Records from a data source
------------------------------------

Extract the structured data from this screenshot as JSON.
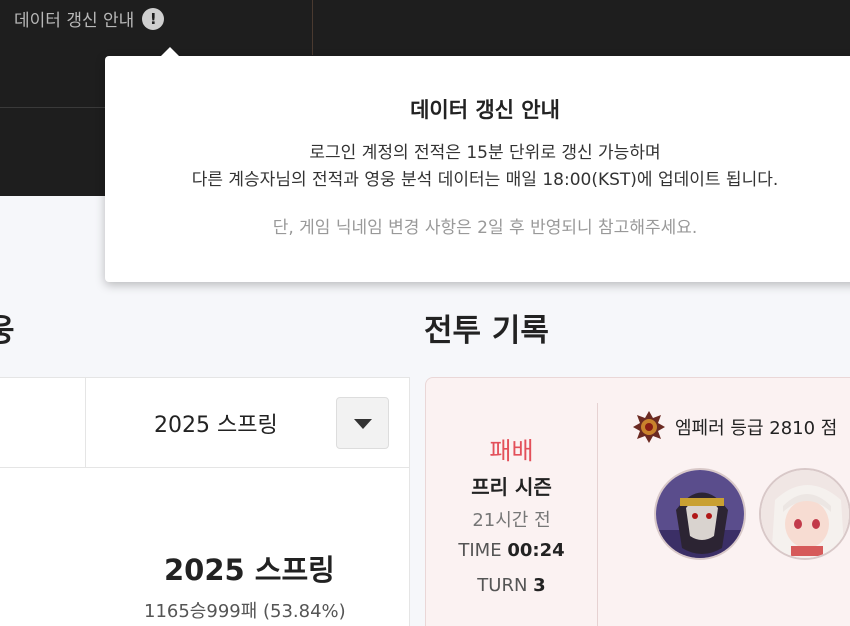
{
  "header": {
    "notice_link": "데이터 갱신 안내",
    "notice_icon": "exclamation-icon"
  },
  "popover": {
    "title": "데이터 갱신 안내",
    "line1": "로그인 계정의 전적은 15분 단위로 갱신 가능하며",
    "line2": "다른 계승자님의 전적과 영웅 분석 데이터는 매일 18:00(KST)에 업데이트 됩니다.",
    "note": "단, 게임 닉네임 변경 사항은 2일 후 반영되니 참고해주세요."
  },
  "hero_section": {
    "heading": "웅",
    "season_select": {
      "selected": "2025 스프링",
      "icon": "chevron-down-icon"
    },
    "season_title": "2025 스프링",
    "record": "1165승999패 (53.84%)"
  },
  "battle_section": {
    "heading": "전투 기록",
    "match": {
      "result": "패배",
      "result_color": "#e3505a",
      "mode": "프리 시즌",
      "ago": "21시간 전",
      "time_label": "TIME",
      "time_value": "00:24",
      "turn_label": "TURN",
      "turn_value": "3",
      "rank_icon": "emperor-emblem-icon",
      "rank_text": "엠페러 등급 2810 점"
    }
  },
  "colors": {
    "topbar_bg": "#1e1e1e",
    "loss_red": "#e3505a",
    "match_card_bg": "#fbf2f2"
  }
}
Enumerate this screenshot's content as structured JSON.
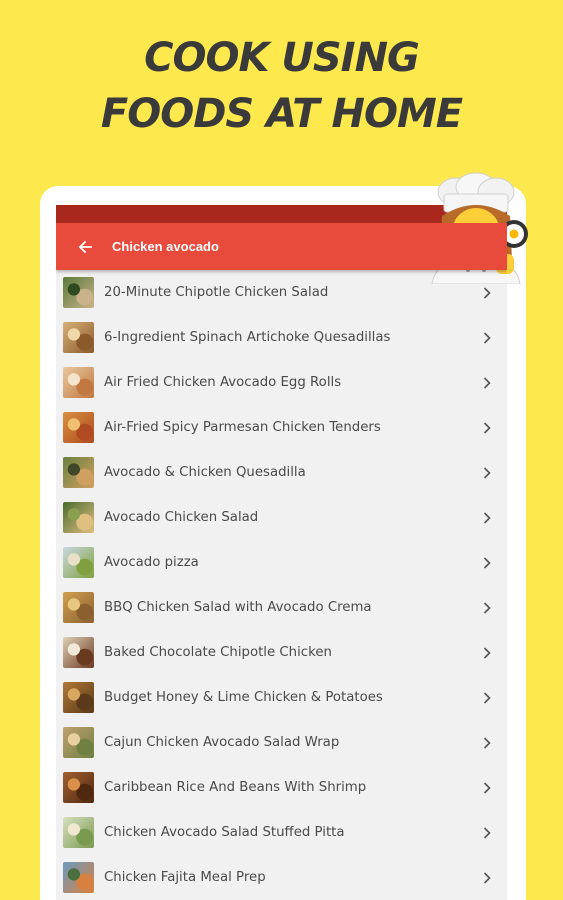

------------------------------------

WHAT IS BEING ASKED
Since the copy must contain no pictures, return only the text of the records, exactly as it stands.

SOLUTION TO THIS TASK
Extract the structured data from this screenshot as JSON.
{
  "header": {
    "notice_link": "데이터 갱신 안내",
    "notice_icon": "exclamation-icon"
  },
  "popover": {
    "title": "데이터 갱신 안내",
    "line1": "로그인 계정의 전적은 15분 단위로 갱신 가능하며",
    "line2": "다른 계승자님의 전적과 영웅 분석 데이터는 매일 18:00(KST)에 업데이트 됩니다.",
    "note": "단, 게임 닉네임 변경 사항은 2일 후 반영되니 참고해주세요."
  },
  "hero_section": {
    "heading": "웅",
    "season_select": {
      "selected": "2025 스프링",
      "icon": "chevron-down-icon"
    },
    "season_title": "2025 스프링",
    "record": "1165승999패 (53.84%)"
  },
  "battle_section": {
    "heading": "전투 기록",
    "match": {
      "result": "패배",
      "result_color": "#e3505a",
      "mode": "프리 시즌",
      "ago": "21시간 전",
      "time_label": "TIME",
      "time_value": "00:24",
      "turn_label": "TURN",
      "turn_value": "3",
      "rank_icon": "emperor-emblem-icon",
      "rank_text": "엠페러 등급 2810 점"
    }
  },
  "colors": {
    "topbar_bg": "#1e1e1e",
    "loss_red": "#e3505a",
    "match_card_bg": "#fbf2f2"
  }
}
Enumerate this screenshot's content as structured JSON.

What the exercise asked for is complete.